* **EXERCISE PROMPT**
In your copy, each line below is repeated exactly and no image appears.

* **GIVEN INFORMATION**
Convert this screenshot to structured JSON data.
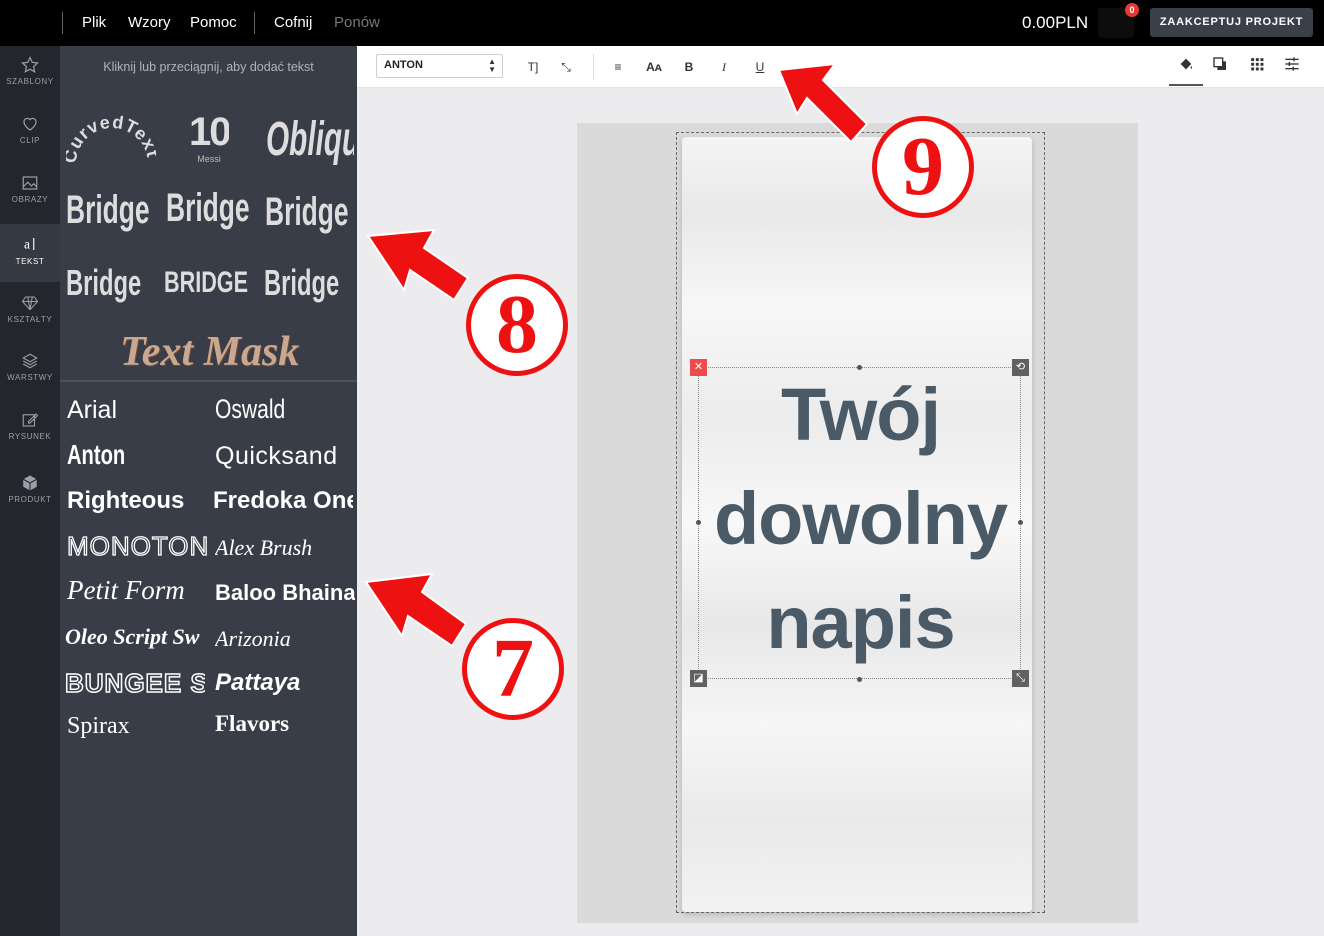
{
  "topbar": {
    "menu": [
      {
        "label": "Plik"
      },
      {
        "label": "Wzory"
      },
      {
        "label": "Pomoc"
      },
      {
        "label": "Cofnij"
      },
      {
        "label": "Ponów"
      }
    ],
    "price": "0.00PLN",
    "cart_count": "0",
    "accept_label": "ZAAKCEPTUJ PROJEKT"
  },
  "rail": [
    {
      "label": "SZABLONY",
      "icon": "star-icon"
    },
    {
      "label": "CLIP",
      "icon": "heart-icon"
    },
    {
      "label": "OBRAZY",
      "icon": "image-icon"
    },
    {
      "label": "TEKST",
      "icon": "text-icon"
    },
    {
      "label": "KSZTAŁTY",
      "icon": "diamond-icon"
    },
    {
      "label": "WARSTWY",
      "icon": "layers-icon"
    },
    {
      "label": "RYSUNEK",
      "icon": "draw-icon"
    },
    {
      "label": "PRODUKT",
      "icon": "box-icon"
    }
  ],
  "panel": {
    "hint": "Kliknij lub przeciągnij, aby dodać tekst",
    "presets": {
      "curved": "CurvedText",
      "number": "10",
      "number_sub": "Messi",
      "oblique": "Oblique",
      "bridge": "Bridge",
      "bridge_caps": "BRIDGE",
      "mask": "Text Mask"
    },
    "fonts": [
      "Arial",
      "Oswald",
      "Anton",
      "Quicksand",
      "Righteous",
      "Fredoka One",
      "MONOTON",
      "Alex Brush",
      "Petit Form",
      "Baloo Bhaina",
      "Oleo Script Sw",
      "Arizonia",
      "BUNGEE S",
      "Pattaya",
      "Spirax",
      "Flavors"
    ]
  },
  "toolbar": {
    "font_value": "ANTON",
    "tools": [
      "T]",
      "⤡",
      "≡",
      "Aᴀ",
      "B",
      "I",
      "U"
    ],
    "right_tools": [
      "fill-icon",
      "shadow-icon",
      "grid-icon",
      "sliders-icon"
    ]
  },
  "design": {
    "lines": [
      "Twój",
      "dowolny",
      "napis"
    ],
    "text_color": "#4a5a66"
  },
  "annotations": [
    "9",
    "8",
    "7"
  ],
  "colors": {
    "accent_red": "#ee1111",
    "panel_bg": "#393d47",
    "rail_bg": "#23262c"
  }
}
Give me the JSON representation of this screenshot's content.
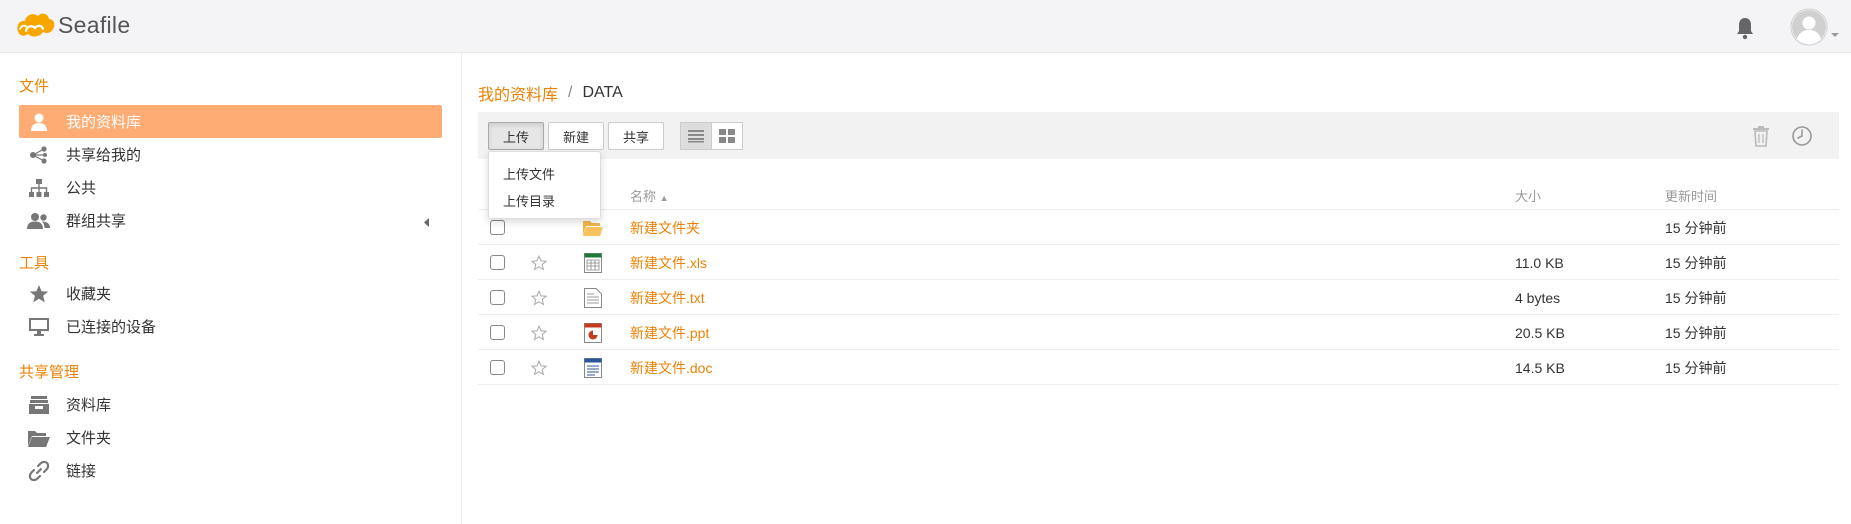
{
  "header": {
    "logo_text": "Seafile",
    "notification_icon": "bell-icon",
    "avatar_icon": "user-avatar-icon"
  },
  "sidebar": {
    "sections": [
      {
        "heading": "文件",
        "items": [
          {
            "label": "我的资料库",
            "icon": "user-icon",
            "active": true
          },
          {
            "label": "共享给我的",
            "icon": "share-icon",
            "active": false
          },
          {
            "label": "公共",
            "icon": "org-chart-icon",
            "active": false
          },
          {
            "label": "群组共享",
            "icon": "group-icon",
            "active": false
          }
        ]
      },
      {
        "heading": "工具",
        "items": [
          {
            "label": "收藏夹",
            "icon": "star-icon",
            "active": false
          },
          {
            "label": "已连接的设备",
            "icon": "monitor-icon",
            "active": false
          }
        ]
      },
      {
        "heading": "共享管理",
        "items": [
          {
            "label": "资料库",
            "icon": "library-icon",
            "active": false
          },
          {
            "label": "文件夹",
            "icon": "folder-open-icon",
            "active": false
          },
          {
            "label": "链接",
            "icon": "link-icon",
            "active": false
          }
        ]
      }
    ]
  },
  "breadcrumb": {
    "root": "我的资料库",
    "separator": "/",
    "current": "DATA"
  },
  "toolbar": {
    "upload_label": "上传",
    "new_label": "新建",
    "share_label": "共享",
    "list_view_icon": "list-view-icon",
    "grid_view_icon": "grid-view-icon",
    "trash_icon": "trash-icon",
    "history_icon": "history-clock-icon"
  },
  "upload_menu": {
    "items": [
      "上传文件",
      "上传目录"
    ]
  },
  "table": {
    "headers": {
      "name": "名称",
      "size": "大小",
      "mtime": "更新时间"
    },
    "sort_indicator": "▲",
    "rows": [
      {
        "name": "新建文件夹",
        "type": "folder",
        "size": "",
        "mtime": "15 分钟前",
        "icon": "folder-icon"
      },
      {
        "name": "新建文件.xls",
        "type": "xls",
        "size": "11.0 KB",
        "mtime": "15 分钟前",
        "icon": "excel-file-icon"
      },
      {
        "name": "新建文件.txt",
        "type": "txt",
        "size": "4 bytes",
        "mtime": "15 分钟前",
        "icon": "text-file-icon"
      },
      {
        "name": "新建文件.ppt",
        "type": "ppt",
        "size": "20.5 KB",
        "mtime": "15 分钟前",
        "icon": "powerpoint-file-icon"
      },
      {
        "name": "新建文件.doc",
        "type": "doc",
        "size": "14.5 KB",
        "mtime": "15 分钟前",
        "icon": "word-file-icon"
      }
    ]
  },
  "colors": {
    "accent": "#eb8205",
    "active_nav_bg": "#feac74",
    "header_bg": "#f4f4f7"
  }
}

* **TASK SOLUTION**
Convert this screenshot to structured JSON data.
{
  "topbar": {
    "menu": [
      {
        "label": "Plik"
      },
      {
        "label": "Wzory"
      },
      {
        "label": "Pomoc"
      },
      {
        "label": "Cofnij"
      },
      {
        "label": "Ponów"
      }
    ],
    "price": "0.00PLN",
    "cart_count": "0",
    "accept_label": "ZAAKCEPTUJ PROJEKT"
  },
  "rail": [
    {
      "label": "SZABLONY",
      "icon": "star-icon"
    },
    {
      "label": "CLIP",
      "icon": "heart-icon"
    },
    {
      "label": "OBRAZY",
      "icon": "image-icon"
    },
    {
      "label": "TEKST",
      "icon": "text-icon"
    },
    {
      "label": "KSZTAŁTY",
      "icon": "diamond-icon"
    },
    {
      "label": "WARSTWY",
      "icon": "layers-icon"
    },
    {
      "label": "RYSUNEK",
      "icon": "draw-icon"
    },
    {
      "label": "PRODUKT",
      "icon": "box-icon"
    }
  ],
  "panel": {
    "hint": "Kliknij lub przeciągnij, aby dodać tekst",
    "presets": {
      "curved": "CurvedText",
      "number": "10",
      "number_sub": "Messi",
      "oblique": "Oblique",
      "bridge": "Bridge",
      "bridge_caps": "BRIDGE",
      "mask": "Text Mask"
    },
    "fonts": [
      "Arial",
      "Oswald",
      "Anton",
      "Quicksand",
      "Righteous",
      "Fredoka One",
      "MONOTON",
      "Alex Brush",
      "Petit Form",
      "Baloo Bhaina",
      "Oleo Script Sw",
      "Arizonia",
      "BUNGEE S",
      "Pattaya",
      "Spirax",
      "Flavors"
    ]
  },
  "toolbar": {
    "font_value": "ANTON",
    "tools": [
      "T]",
      "⤡",
      "≡",
      "Aᴀ",
      "B",
      "I",
      "U"
    ],
    "right_tools": [
      "fill-icon",
      "shadow-icon",
      "grid-icon",
      "sliders-icon"
    ]
  },
  "design": {
    "lines": [
      "Twój",
      "dowolny",
      "napis"
    ],
    "text_color": "#4a5a66"
  },
  "annotations": [
    "9",
    "8",
    "7"
  ],
  "colors": {
    "accent_red": "#ee1111",
    "panel_bg": "#393d47",
    "rail_bg": "#23262c"
  }
}
Give me the JSON representation of this screenshot's content.
{
  "header": {
    "logo_text": "Seafile",
    "notification_icon": "bell-icon",
    "avatar_icon": "user-avatar-icon"
  },
  "sidebar": {
    "sections": [
      {
        "heading": "文件",
        "items": [
          {
            "label": "我的资料库",
            "icon": "user-icon",
            "active": true
          },
          {
            "label": "共享给我的",
            "icon": "share-icon",
            "active": false
          },
          {
            "label": "公共",
            "icon": "org-chart-icon",
            "active": false
          },
          {
            "label": "群组共享",
            "icon": "group-icon",
            "active": false
          }
        ]
      },
      {
        "heading": "工具",
        "items": [
          {
            "label": "收藏夹",
            "icon": "star-icon",
            "active": false
          },
          {
            "label": "已连接的设备",
            "icon": "monitor-icon",
            "active": false
          }
        ]
      },
      {
        "heading": "共享管理",
        "items": [
          {
            "label": "资料库",
            "icon": "library-icon",
            "active": false
          },
          {
            "label": "文件夹",
            "icon": "folder-open-icon",
            "active": false
          },
          {
            "label": "链接",
            "icon": "link-icon",
            "active": false
          }
        ]
      }
    ]
  },
  "breadcrumb": {
    "root": "我的资料库",
    "separator": "/",
    "current": "DATA"
  },
  "toolbar": {
    "upload_label": "上传",
    "new_label": "新建",
    "share_label": "共享",
    "list_view_icon": "list-view-icon",
    "grid_view_icon": "grid-view-icon",
    "trash_icon": "trash-icon",
    "history_icon": "history-clock-icon"
  },
  "upload_menu": {
    "items": [
      "上传文件",
      "上传目录"
    ]
  },
  "table": {
    "headers": {
      "name": "名称",
      "size": "大小",
      "mtime": "更新时间"
    },
    "sort_indicator": "▲",
    "rows": [
      {
        "name": "新建文件夹",
        "type": "folder",
        "size": "",
        "mtime": "15 分钟前",
        "icon": "folder-icon"
      },
      {
        "name": "新建文件.xls",
        "type": "xls",
        "size": "11.0 KB",
        "mtime": "15 分钟前",
        "icon": "excel-file-icon"
      },
      {
        "name": "新建文件.txt",
        "type": "txt",
        "size": "4 bytes",
        "mtime": "15 分钟前",
        "icon": "text-file-icon"
      },
      {
        "name": "新建文件.ppt",
        "type": "ppt",
        "size": "20.5 KB",
        "mtime": "15 分钟前",
        "icon": "powerpoint-file-icon"
      },
      {
        "name": "新建文件.doc",
        "type": "doc",
        "size": "14.5 KB",
        "mtime": "15 分钟前",
        "icon": "word-file-icon"
      }
    ]
  },
  "colors": {
    "accent": "#eb8205",
    "active_nav_bg": "#feac74",
    "header_bg": "#f4f4f7"
  }
}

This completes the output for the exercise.